Manuscript of the Constitution of 3 May 1791
Poniatowski: pencil drawing by Jan Matejko
Elżbieta Szydłowska Grabowska, by Johann Baptist von Lampi the Elder
Coat of Arms of Stanisław August Poniatowski with colland of Order of White Eagle

A controversial figure in Poland's history, he is criticized primarily for his failure to resolutely stand against and prevent the partitions, which led to the destruction of the Polish state.

Catherine the Great

Empress of Russia from 1762 until 1796, the country's last empress regnant and longest-ruling female leader.
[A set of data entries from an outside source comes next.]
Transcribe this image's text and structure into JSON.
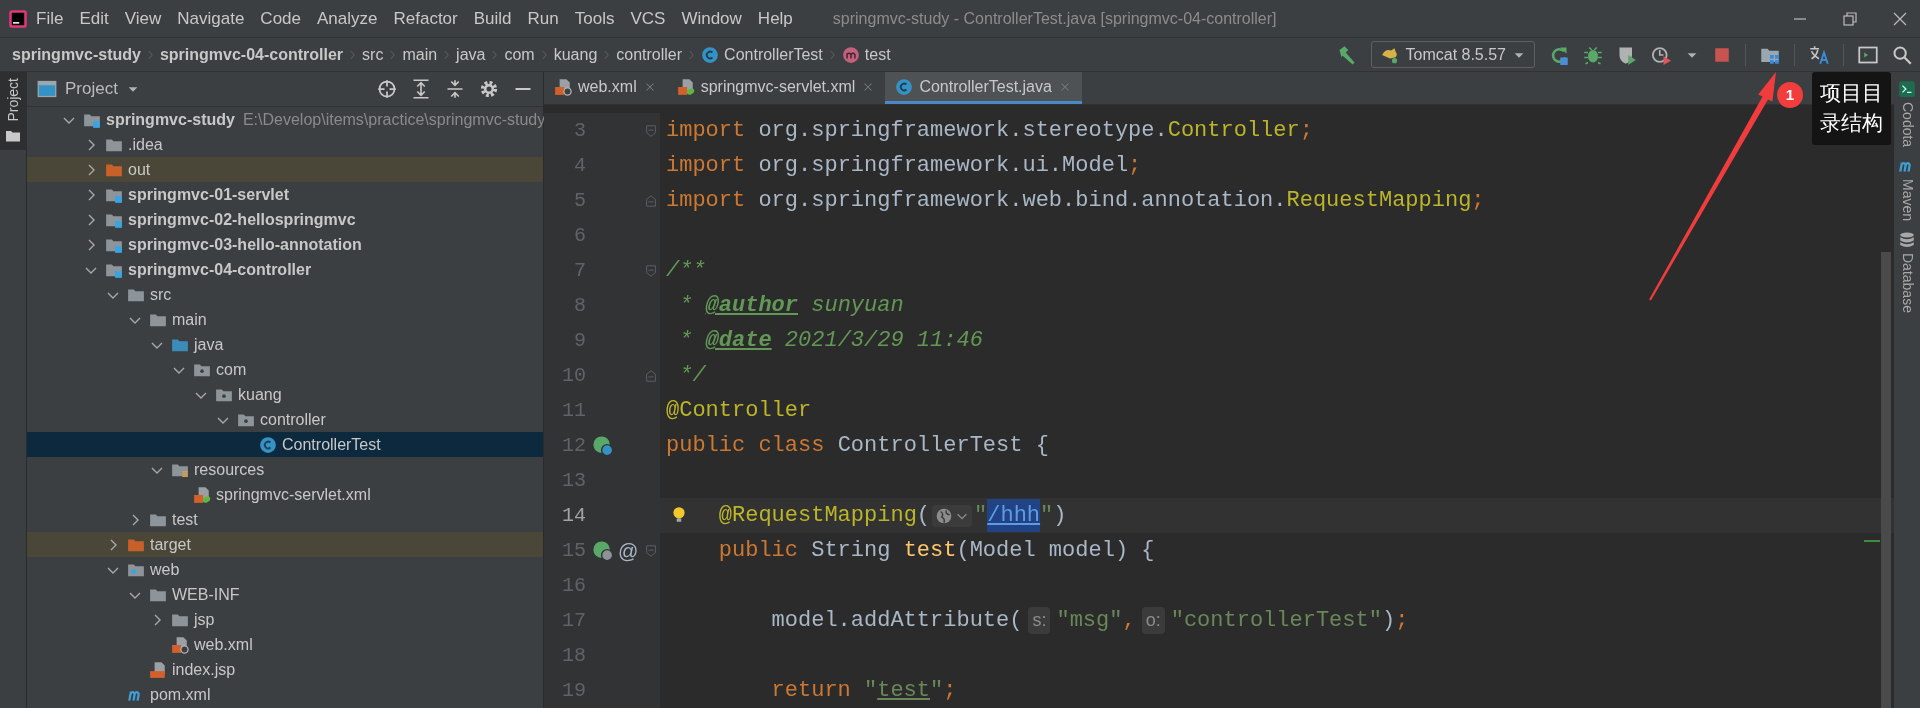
{
  "menu_bar": {
    "items": [
      "File",
      "Edit",
      "View",
      "Navigate",
      "Code",
      "Analyze",
      "Refactor",
      "Build",
      "Run",
      "Tools",
      "VCS",
      "Window",
      "Help"
    ],
    "title": "springmvc-study - ControllerTest.java [springmvc-04-controller]"
  },
  "breadcrumbs": [
    {
      "text": "springmvc-study",
      "kind": "module"
    },
    {
      "text": "springmvc-04-controller",
      "kind": "module"
    },
    {
      "text": "src",
      "kind": "folder"
    },
    {
      "text": "main",
      "kind": "folder"
    },
    {
      "text": "java",
      "kind": "folder"
    },
    {
      "text": "com",
      "kind": "folder"
    },
    {
      "text": "kuang",
      "kind": "folder"
    },
    {
      "text": "controller",
      "kind": "folder"
    },
    {
      "text": "ControllerTest",
      "kind": "class"
    },
    {
      "text": "test",
      "kind": "method"
    }
  ],
  "toolbar": {
    "run_config": "Tomcat 8.5.57"
  },
  "left_strip": {
    "tab": "Project"
  },
  "project_panel": {
    "title": "Project",
    "tree": [
      {
        "label": "springmvc-study",
        "kind": "module",
        "path": "E:\\Develop\\items\\practice\\springmvc-study",
        "expanded": true,
        "selected": false,
        "children": [
          {
            "label": ".idea",
            "kind": "folder",
            "expanded": false,
            "selected": false
          },
          {
            "label": "out",
            "kind": "excluded",
            "expanded": false,
            "selected": false
          },
          {
            "label": "springmvc-01-servlet",
            "kind": "module",
            "expanded": false,
            "selected": false
          },
          {
            "label": "springmvc-02-hellospringmvc",
            "kind": "module",
            "expanded": false,
            "selected": false
          },
          {
            "label": "springmvc-03-hello-annotation",
            "kind": "module",
            "expanded": false,
            "selected": false
          },
          {
            "label": "springmvc-04-controller",
            "kind": "module",
            "expanded": true,
            "selected": false,
            "children": [
              {
                "label": "src",
                "kind": "folder",
                "expanded": true,
                "selected": false,
                "children": [
                  {
                    "label": "main",
                    "kind": "folder",
                    "expanded": true,
                    "selected": false,
                    "children": [
                      {
                        "label": "java",
                        "kind": "source",
                        "expanded": true,
                        "selected": false,
                        "children": [
                          {
                            "label": "com",
                            "kind": "package",
                            "expanded": true,
                            "selected": false,
                            "children": [
                              {
                                "label": "kuang",
                                "kind": "package",
                                "expanded": true,
                                "selected": false,
                                "children": [
                                  {
                                    "label": "controller",
                                    "kind": "package",
                                    "expanded": true,
                                    "selected": false,
                                    "children": [
                                      {
                                        "label": "ControllerTest",
                                        "kind": "class",
                                        "selected": true
                                      }
                                    ]
                                  }
                                ]
                              }
                            ]
                          }
                        ]
                      },
                      {
                        "label": "resources",
                        "kind": "resources",
                        "expanded": true,
                        "selected": false,
                        "children": [
                          {
                            "label": "springmvc-servlet.xml",
                            "kind": "spring-xml",
                            "selected": false
                          }
                        ]
                      }
                    ]
                  },
                  {
                    "label": "test",
                    "kind": "folder",
                    "expanded": false,
                    "selected": false
                  }
                ]
              },
              {
                "label": "target",
                "kind": "excluded",
                "expanded": false,
                "selected": false
              },
              {
                "label": "web",
                "kind": "web",
                "expanded": true,
                "selected": false,
                "children": [
                  {
                    "label": "WEB-INF",
                    "kind": "folder",
                    "expanded": true,
                    "selected": false,
                    "children": [
                      {
                        "label": "jsp",
                        "kind": "folder",
                        "expanded": false,
                        "selected": false
                      },
                      {
                        "label": "web.xml",
                        "kind": "web-xml",
                        "selected": false
                      }
                    ]
                  },
                  {
                    "label": "index.jsp",
                    "kind": "jsp",
                    "selected": false
                  }
                ]
              },
              {
                "label": "pom.xml",
                "kind": "maven",
                "selected": false
              }
            ]
          }
        ]
      }
    ]
  },
  "editor_tabs": [
    {
      "label": "web.xml",
      "kind": "web-xml",
      "selected": false
    },
    {
      "label": "springmvc-servlet.xml",
      "kind": "spring-xml",
      "selected": false
    },
    {
      "label": "ControllerTest.java",
      "kind": "class",
      "selected": true
    }
  ],
  "editor": {
    "lines": [
      {
        "number": "3",
        "fold_marker": {
          "kind": "open"
        },
        "tokens": [
          {
            "text": "import",
            "kind": "keyword"
          },
          {
            "text": " org.springframework.stereotype.",
            "kind": "plain"
          },
          {
            "text": "Controller",
            "kind": "type"
          },
          {
            "text": ";",
            "kind": "keyword"
          }
        ]
      },
      {
        "number": "4",
        "tokens": [
          {
            "text": "import",
            "kind": "keyword"
          },
          {
            "text": " org.springframework.ui.Model",
            "kind": "plain"
          },
          {
            "text": ";",
            "kind": "keyword"
          }
        ]
      },
      {
        "number": "5",
        "fold_marker": {
          "kind": "close"
        },
        "tokens": [
          {
            "text": "import",
            "kind": "keyword"
          },
          {
            "text": " org.springframework.web.bind.annotation.",
            "kind": "plain"
          },
          {
            "text": "RequestMapping",
            "kind": "type"
          },
          {
            "text": ";",
            "kind": "keyword"
          }
        ]
      },
      {
        "number": "6"
      },
      {
        "number": "7",
        "fold_marker": {
          "kind": "open"
        },
        "tokens": [
          {
            "text": "/**",
            "kind": "doc"
          }
        ]
      },
      {
        "number": "8",
        "tokens": [
          {
            "text": " * ",
            "kind": "doc"
          },
          {
            "text": "@author",
            "kind": "doctag"
          },
          {
            "text": " sunyuan",
            "kind": "doc"
          }
        ]
      },
      {
        "number": "9",
        "tokens": [
          {
            "text": " * ",
            "kind": "doc"
          },
          {
            "text": "@date",
            "kind": "doctag"
          },
          {
            "text": " 2021/3/29 11:46",
            "kind": "doc"
          }
        ]
      },
      {
        "number": "10",
        "fold_marker": {
          "kind": "close"
        },
        "tokens": [
          {
            "text": " */",
            "kind": "doc"
          }
        ]
      },
      {
        "number": "11",
        "tokens": [
          {
            "text": "@Controller",
            "kind": "annotation"
          }
        ]
      },
      {
        "number": "12",
        "gutter_icons": [
          {
            "kind": "bean"
          }
        ],
        "tokens": [
          {
            "text": "public class",
            "kind": "keyword"
          },
          {
            "text": " ControllerTest {",
            "kind": "plain"
          }
        ]
      },
      {
        "number": "13"
      },
      {
        "number": "14",
        "current": true,
        "intention": true,
        "indent": {
          "kind": "member"
        },
        "tokens": [
          {
            "text": "@RequestMapping",
            "kind": "annotation"
          },
          {
            "text": "(",
            "kind": "plain"
          },
          {
            "kind": "url-hint"
          },
          {
            "text": "\"",
            "kind": "string"
          },
          {
            "text": "/hhh",
            "kind": "url"
          },
          {
            "text": "\"",
            "kind": "string"
          },
          {
            "text": ")",
            "kind": "plain"
          }
        ]
      },
      {
        "number": "15",
        "fold_marker": {
          "kind": "open"
        },
        "gutter_icons": [
          {
            "kind": "bean-web"
          }
        ],
        "gutter_text": "@",
        "indent": {
          "kind": "member"
        },
        "tokens": [
          {
            "text": "public",
            "kind": "keyword"
          },
          {
            "text": " String ",
            "kind": "plain"
          },
          {
            "text": "test",
            "kind": "function"
          },
          {
            "text": "(Model model) {",
            "kind": "plain"
          }
        ]
      },
      {
        "number": "16"
      },
      {
        "number": "17",
        "indent": {
          "kind": "body"
        },
        "tokens": [
          {
            "text": "model.addAttribute(",
            "kind": "plain"
          },
          {
            "text": "s:",
            "kind": "hint"
          },
          {
            "text": "\"msg\"",
            "kind": "string"
          },
          {
            "text": ",",
            "kind": "keyword"
          },
          {
            "text": "o:",
            "kind": "hint"
          },
          {
            "text": "\"controllerTest\"",
            "kind": "string"
          },
          {
            "text": ")",
            "kind": "plain"
          },
          {
            "text": ";",
            "kind": "keyword"
          }
        ]
      },
      {
        "number": "18"
      },
      {
        "number": "19",
        "indent": {
          "kind": "body"
        },
        "tokens": [
          {
            "text": "return",
            "kind": "keyword"
          },
          {
            "text": " \"",
            "kind": "string"
          },
          {
            "text": "test",
            "kind": "string-ref"
          },
          {
            "text": "\"",
            "kind": "string"
          },
          {
            "text": ";",
            "kind": "keyword"
          }
        ]
      }
    ]
  },
  "annotation": {
    "badge": "1",
    "tooltip": "项目目录结构"
  },
  "right_strip": {
    "tabs": [
      {
        "label": "Codota",
        "kind": "codota"
      },
      {
        "label": "Maven",
        "kind": "maven"
      },
      {
        "label": "Database",
        "kind": "database"
      }
    ]
  }
}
Portrait of Catherine II in her 50s, by Johann Baptist von Lampi the Elder
Young Catherine soon after her arrival in Russia, by Louis Caravaque
Portrait of the Grand Duchess Ekaterina Alekseyevna around the time of her wedding, by George Christoph Grooth, 1745
Equestrian portrait of Grand Duchess Ekaterina Alekseyevna
Tsar Peter III reigned only six months; he died on 17 July 1762.
Catherine II on a balcony of the Winter Palace on 9 July 1762, the day of the coup
Alexander Bezborodko, the chief architect of Catherine's foreign policy after the death of Nikita Panin
Equestrian portrait of Catherine in the Preobrazhensky Regiment's uniform, by Vigilius Eriksen
Monument to the founders of Odessa: Catherine and her companions José de Ribas, François Sainte de Wollant, Platon Zubov and Grigory Potemkin
Catherine extended the borders of the Russian Empire southward to absorb the Crimean Khanate
A 1791 British caricature of an attempted mediation between Catherine (on the right, supported by Austria and France) and the Ottoman Empire
The partitions of Poland, carried out by Russia, the Kingdom of Prussia, and the Habsburg monarchy in 1772, 1793 and 1795
A 5-kopeck coin bearing the monogram of Catherine the Great and the Imperial coat of arms, dated 1791
Punishment with a knout
Captured Russian officials and aristocrats being tried by Pugachev
A satire on Catherine's morals and on the Russo-Turkish war, from 1791
Marble statue of Catherine II in the guise of Minerva (1789–1790), by Fedot Shubin
The throne of Empress Catherine II
Inauguration of Imperial Academy of Arts in 1757
Portrait of Catherine II
The Bolshoi Theatre in the early 19th century
Catherine visits Russian scientist Mikhail Lomonosov
Yekaterina Vorontsova-Dashkova, the closest female friend of Empress Catherine and a major figure of the Russian Enlightenment
The Moscow Orphanage
The Smolny Institute, the first Russian Institute for Noble Maidens and the first European state higher education institution for women
Catherine II in the Russian national costume
Bashkir riders from the Ural steppes
Russian Empire in 1792
St. Catherine Cathedral in Kingisepp, an example of Late Baroque architecture
Count Grigory Orlov, by Fyodor Rokotov
Stanislaus Augustus Poniatowski, the last King of Poland
Catherine II and Potemkin on the Millennium Monument in Novgorod
1794 portrait of Catherine, age approximately 65, with the Chesme Column in the background
Catherine's last favourite Platon Zubov
Monument to Catherine the Great in Saint Petersburg, surrounded by prominent persons of her era

In the west, the Polish–Lithuanian Commonwealth, ruled by Catherine's former lover King Stanislaus Augustus Poniatowski, was eventually partitioned, with the Russian Empire gaining the largest share.